1975 was a disaster - not surprising for a late-1969 design. By that time cars finally became unsuitable for the latest generation of tyres. The weight bias was too much rearward and the cars couldn't heat front tyres adequately. Wider front track was tried and also a longer wheelbase by 5 cm to cure it. Cable-operated torsion bars were tried which worked only under tension, as did a combination of torsion bars and coils. F specification (here driven by Brian Henton at the 1975 British GP) was introduced with coil springs instead of torsion bars at the rear. But nothing helped. Ickx left mid-season and Peterson fought to the end grabbing 2 points at 72's last race, the 1975 US GP.
9 examples of Lotus 72 were produced and now they can be located as follows:
- R1, R4: Mary Foulston, GB
- R2: Giulio Romani, ITA (Rindt's wreck)
- R3: Andrew & Michael Schrywer, GB
- R5: Classic Team Lotus, GB (wreck)
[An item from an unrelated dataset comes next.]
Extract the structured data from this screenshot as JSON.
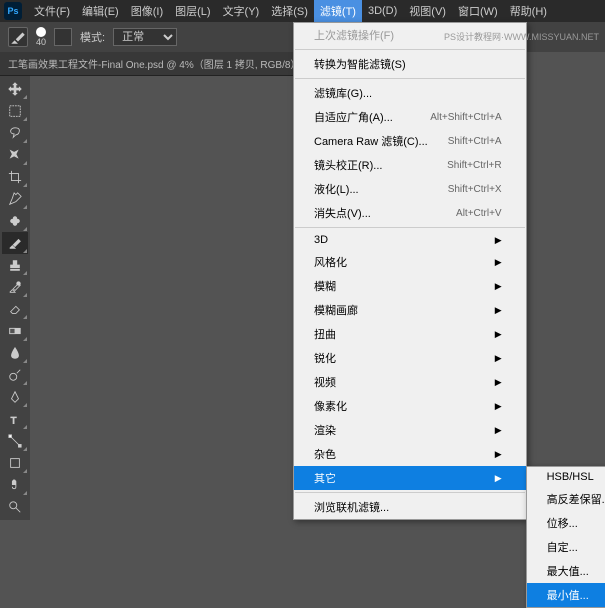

- R5 replacement: Classic Team Lotus, GB
- R6: David McLaughlin, GB
- R7: Anonymous collector, GB
- R8: Donington Collection, GB
- R9: Classic Team Lotus, GB
- R1 was rebuilt to C specification and redesignated R4.
These cars finished its lifetime on a low note after being used for much longer than intended but this surely cannot overshadow the incredible performances they have been putting in for almost five years. Times change and there will never be another car like that fabulous type 72. And it was a great looking car too.
Lotus 72 F1 record
Lotus 72 technical appraisal